_What needs to be done_: Each line of the entries that contains the word "font" adds one. Reply with the resulting number only.

_Records to process_:
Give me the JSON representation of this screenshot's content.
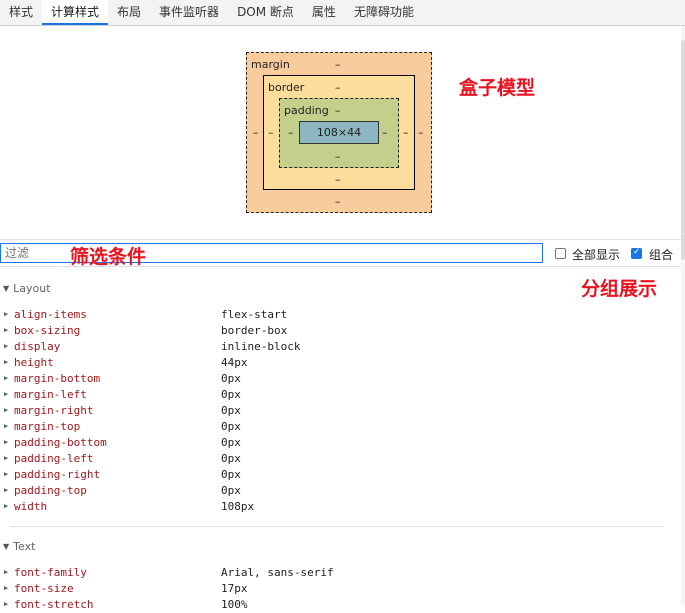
{
  "tabs": [
    "样式",
    "计算样式",
    "布局",
    "事件监听器",
    "DOM 断点",
    "属性",
    "无障碍功能"
  ],
  "active_tab": 1,
  "box_model": {
    "margin_label": "margin",
    "border_label": "border",
    "padding_label": "padding",
    "content_size": "108×44",
    "placeholder": "–"
  },
  "annotations": {
    "box_model": "盒子模型",
    "filter": "筛选条件",
    "grouping": "分组展示"
  },
  "filter": {
    "placeholder": "过滤"
  },
  "options": {
    "show_all_label": "全部显示",
    "show_all_checked": false,
    "group_label": "组合",
    "group_checked": true
  },
  "groups": [
    {
      "name": "Layout",
      "properties": [
        {
          "name": "align-items",
          "value": "flex-start"
        },
        {
          "name": "box-sizing",
          "value": "border-box"
        },
        {
          "name": "display",
          "value": "inline-block"
        },
        {
          "name": "height",
          "value": "44px"
        },
        {
          "name": "margin-bottom",
          "value": "0px"
        },
        {
          "name": "margin-left",
          "value": "0px"
        },
        {
          "name": "margin-right",
          "value": "0px"
        },
        {
          "name": "margin-top",
          "value": "0px"
        },
        {
          "name": "padding-bottom",
          "value": "0px"
        },
        {
          "name": "padding-left",
          "value": "0px"
        },
        {
          "name": "padding-right",
          "value": "0px"
        },
        {
          "name": "padding-top",
          "value": "0px"
        },
        {
          "name": "width",
          "value": "108px"
        }
      ]
    },
    {
      "name": "Text",
      "properties": [
        {
          "name": "font-family",
          "value": "Arial, sans-serif"
        },
        {
          "name": "font-size",
          "value": "17px"
        },
        {
          "name": "font-stretch",
          "value": "100%"
        }
      ]
    }
  ],
  "colors": {
    "accent": "#1a73e8",
    "annotation": "#e8131f",
    "margin": "#f9cc9d",
    "border": "#fddd9b",
    "padding": "#c3d08b",
    "content": "#8cb6c0"
  }
}
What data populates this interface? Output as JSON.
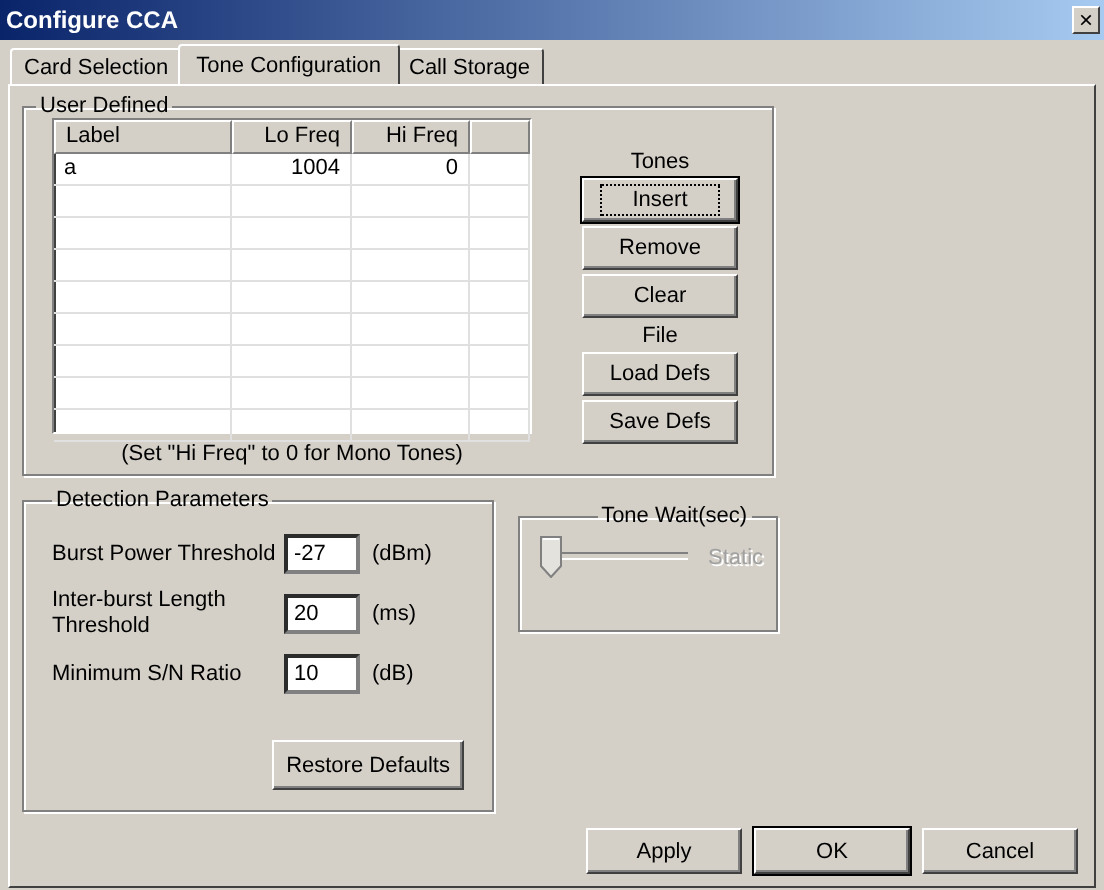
{
  "window": {
    "title": "Configure CCA",
    "close": "×"
  },
  "tabs": [
    {
      "label": "Card Selection",
      "selected": false
    },
    {
      "label": "Tone Configuration",
      "selected": true
    },
    {
      "label": "Call Storage",
      "selected": false
    }
  ],
  "user_defined": {
    "title": "User Defined",
    "table": {
      "columns": [
        "Label",
        "Lo Freq",
        "Hi Freq"
      ],
      "rows": [
        [
          "a",
          "1004",
          "0"
        ]
      ]
    },
    "note": "(Set \"Hi Freq\" to 0 for Mono Tones)",
    "tones_label": "Tones",
    "tones_buttons": [
      {
        "label": "Insert",
        "default": true,
        "focused": true
      },
      {
        "label": "Remove",
        "default": false,
        "focused": false
      },
      {
        "label": "Clear",
        "default": false,
        "focused": false
      }
    ],
    "file_label": "File",
    "file_buttons": [
      {
        "label": "Load Defs",
        "default": false,
        "focused": false
      },
      {
        "label": "Save Defs",
        "default": false,
        "focused": false
      }
    ]
  },
  "detection": {
    "title": "Detection Parameters",
    "params": [
      {
        "label": "Burst Power Threshold",
        "value": "-27",
        "unit": "(dBm)"
      },
      {
        "label": "Inter-burst Length Threshold",
        "value": "20",
        "unit": "(ms)"
      },
      {
        "label": "Minimum S/N Ratio",
        "value": "10",
        "unit": "(dB)"
      }
    ],
    "restore": "Restore Defaults"
  },
  "tone_wait": {
    "title": "Tone Wait(sec)",
    "level": 0,
    "disabled": true,
    "reading": "Static"
  },
  "buttons": [
    {
      "label": "Apply",
      "default": false
    },
    {
      "label": "OK",
      "default": true
    },
    {
      "label": "Cancel",
      "default": false
    }
  ]
}
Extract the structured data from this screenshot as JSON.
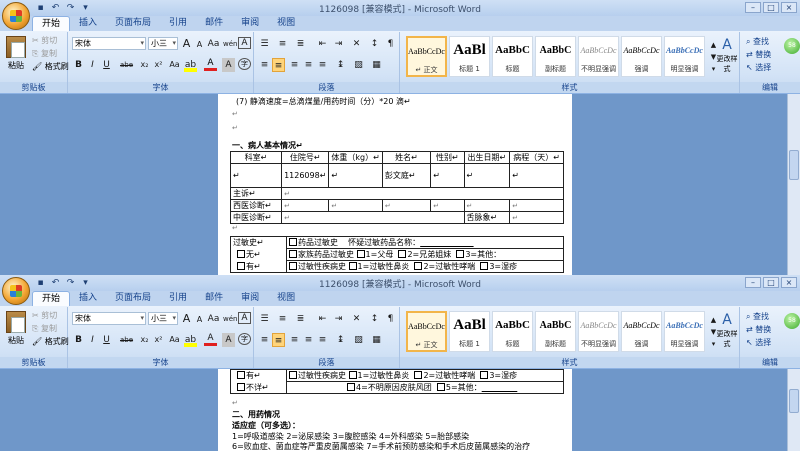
{
  "window": {
    "title": "1126098 [兼容模式] - Microsoft Word",
    "qat_icons": [
      "save-icon",
      "undo-icon",
      "redo-icon",
      "customize-icon"
    ],
    "controls": [
      "–",
      "□",
      "×"
    ]
  },
  "tabs": [
    "开始",
    "插入",
    "页面布局",
    "引用",
    "邮件",
    "审阅",
    "视图"
  ],
  "clipboard": {
    "paste": "粘贴",
    "cut": "剪切",
    "copy": "复制",
    "format_painter": "格式刷",
    "label": "剪贴板"
  },
  "font": {
    "name": "宋体",
    "size": "小三",
    "grow": "A",
    "shrink": "A",
    "aa": "Aa",
    "wen": "wén",
    "bold": "B",
    "italic": "I",
    "underline": "U",
    "strike": "abe",
    "sub": "x₂",
    "sup": "x²",
    "clear": "Aa",
    "label": "字体"
  },
  "paragraph": {
    "label": "段落"
  },
  "styles": {
    "items": [
      {
        "preview": "AaBbCcDc",
        "name": "↵ 正文"
      },
      {
        "preview": "AaBl",
        "name": "标题 1"
      },
      {
        "preview": "AaBbC",
        "name": "标题"
      },
      {
        "preview": "AaBbC",
        "name": "副标题"
      },
      {
        "preview": "AaBbCcDc",
        "name": "不明显强调"
      },
      {
        "preview": "AaBbCcDc",
        "name": "强调"
      },
      {
        "preview": "AaBbCcDc",
        "name": "明显强调"
      }
    ],
    "change": "更改样式",
    "label": "样式"
  },
  "editing": {
    "find": "查找",
    "replace": "替换",
    "select": "选择",
    "label": "编辑"
  },
  "badge": "58",
  "doc_top": {
    "line1": "(7) 静滴速度=总滴煤量/用药时间（分）*20 滴↵",
    "section1": "一、病人基本情况↵",
    "headers": [
      "科室↵",
      "住院号↵",
      "体重（kg）↵",
      "姓名↵",
      "性别↵",
      "出生日期↵",
      "病程（天）↵"
    ],
    "row1": [
      "↵",
      "1126098↵",
      "↵",
      "彭文庭↵",
      "↵",
      "↵",
      "↵"
    ],
    "zhusu": "主诉↵",
    "xiyi": "西医诊断↵",
    "zhongyi": "中医诊断↵",
    "zhongyi_extra": "舌脉象↵",
    "allergy_label": "过敏史↵",
    "allergy_no": "无↵",
    "allergy_yes": "有↵",
    "drug_allergy": "药品过敏史",
    "suspect": "怀疑过敏药品名称：",
    "family_allergy": "家族药品过敏史",
    "father_mother": "1=父母",
    "siblings": "2=兄弟姐妹",
    "other": "3=其他：",
    "allergic_disease": "过敏性疾病史",
    "rhinitis": "1=过敏性鼻炎",
    "asthma": "2=过敏性哮喘",
    "eczema": "3=湿疹"
  },
  "doc_bottom": {
    "have": "有↵",
    "unknown": "不详↵",
    "allergic_disease": "过敏性疾病史",
    "rhinitis": "1=过敏性鼻炎",
    "asthma": "2=过敏性哮喘",
    "eczema": "3=湿疹",
    "urticaria": "4=不明原因皮肤风团",
    "other5": "5=其他：",
    "section2": "二、用药情况",
    "indication": "适应症（可多选）：",
    "list1": "1=呼吸道感染   2=泌尿感染   3=腹腔感染   4=外科感染   5=胎部感染",
    "list2": "6=败血症、菌血症等严重皮菌属感染 7=手术前预防感染和手术后皮菌属感染的治疗"
  }
}
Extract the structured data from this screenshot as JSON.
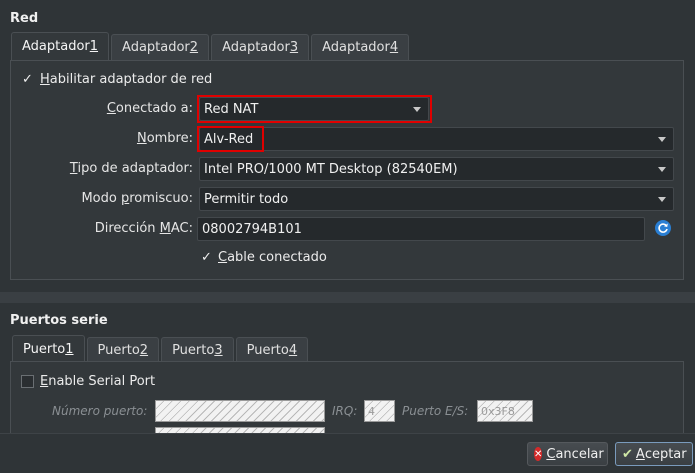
{
  "network": {
    "section_title": "Red",
    "tabs": [
      {
        "pre": "Adaptador ",
        "key": "1",
        "post": ""
      },
      {
        "pre": "Adaptador ",
        "key": "2",
        "post": ""
      },
      {
        "pre": "Adaptador ",
        "key": "3",
        "post": ""
      },
      {
        "pre": "Adaptador ",
        "key": "4",
        "post": ""
      }
    ],
    "enable_adapter": {
      "pre": "",
      "key": "H",
      "post": "abilitar adaptador de red",
      "checked": "✓"
    },
    "attached_to": {
      "label_pre": "",
      "label_key": "C",
      "label_post": "onectado a:",
      "value": "Red NAT"
    },
    "name": {
      "label_pre": "",
      "label_key": "N",
      "label_post": "ombre:",
      "value": "Alv-Red"
    },
    "adapter_type": {
      "label_pre": "",
      "label_key": "T",
      "label_post": "ipo de adaptador:",
      "value": "Intel PRO/1000 MT Desktop (82540EM)"
    },
    "promiscuous": {
      "label_pre": "Modo ",
      "label_key": "p",
      "label_post": "romiscuo:",
      "value": "Permitir todo"
    },
    "mac": {
      "label_pre": "Dirección ",
      "label_key": "M",
      "label_post": "AC:",
      "value": "08002794B101"
    },
    "cable": {
      "pre": "",
      "key": "C",
      "post": "able conectado",
      "checked": "✓"
    }
  },
  "serial": {
    "section_title": "Puertos serie",
    "tabs": [
      {
        "pre": "Puerto ",
        "key": "1",
        "post": ""
      },
      {
        "pre": "Puerto ",
        "key": "2",
        "post": ""
      },
      {
        "pre": "Puerto ",
        "key": "3",
        "post": ""
      },
      {
        "pre": "Puerto ",
        "key": "4",
        "post": ""
      }
    ],
    "enable": {
      "pre": "",
      "key": "E",
      "post": "nable Serial Port"
    },
    "port_number_label": "Número puerto:",
    "irq_label": "IRQ:",
    "io_port_label": "Puerto E/S:",
    "irq_value": "4",
    "io_port_value": "0x3F8"
  },
  "footer": {
    "cancel": {
      "pre": "",
      "key": "C",
      "post": "ancelar"
    },
    "accept": {
      "pre": "",
      "key": "A",
      "post": "ceptar"
    }
  },
  "colors": {
    "highlight": "#e00000",
    "accent": "#2a7fd4"
  }
}
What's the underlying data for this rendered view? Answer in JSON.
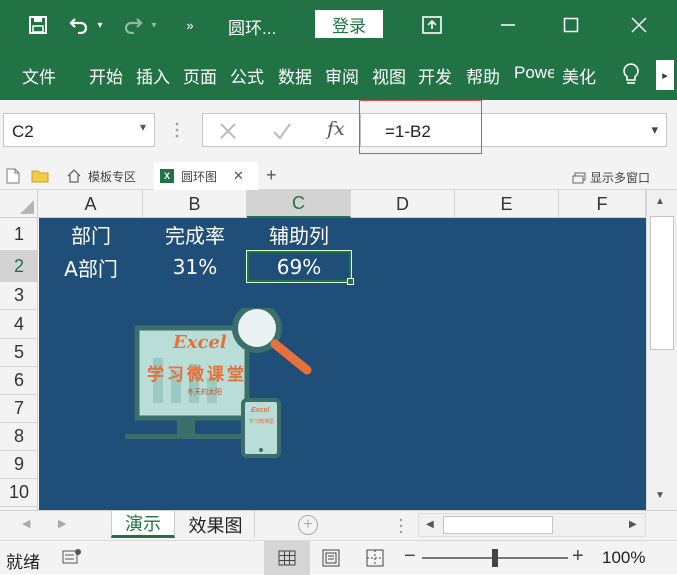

_Response_: 4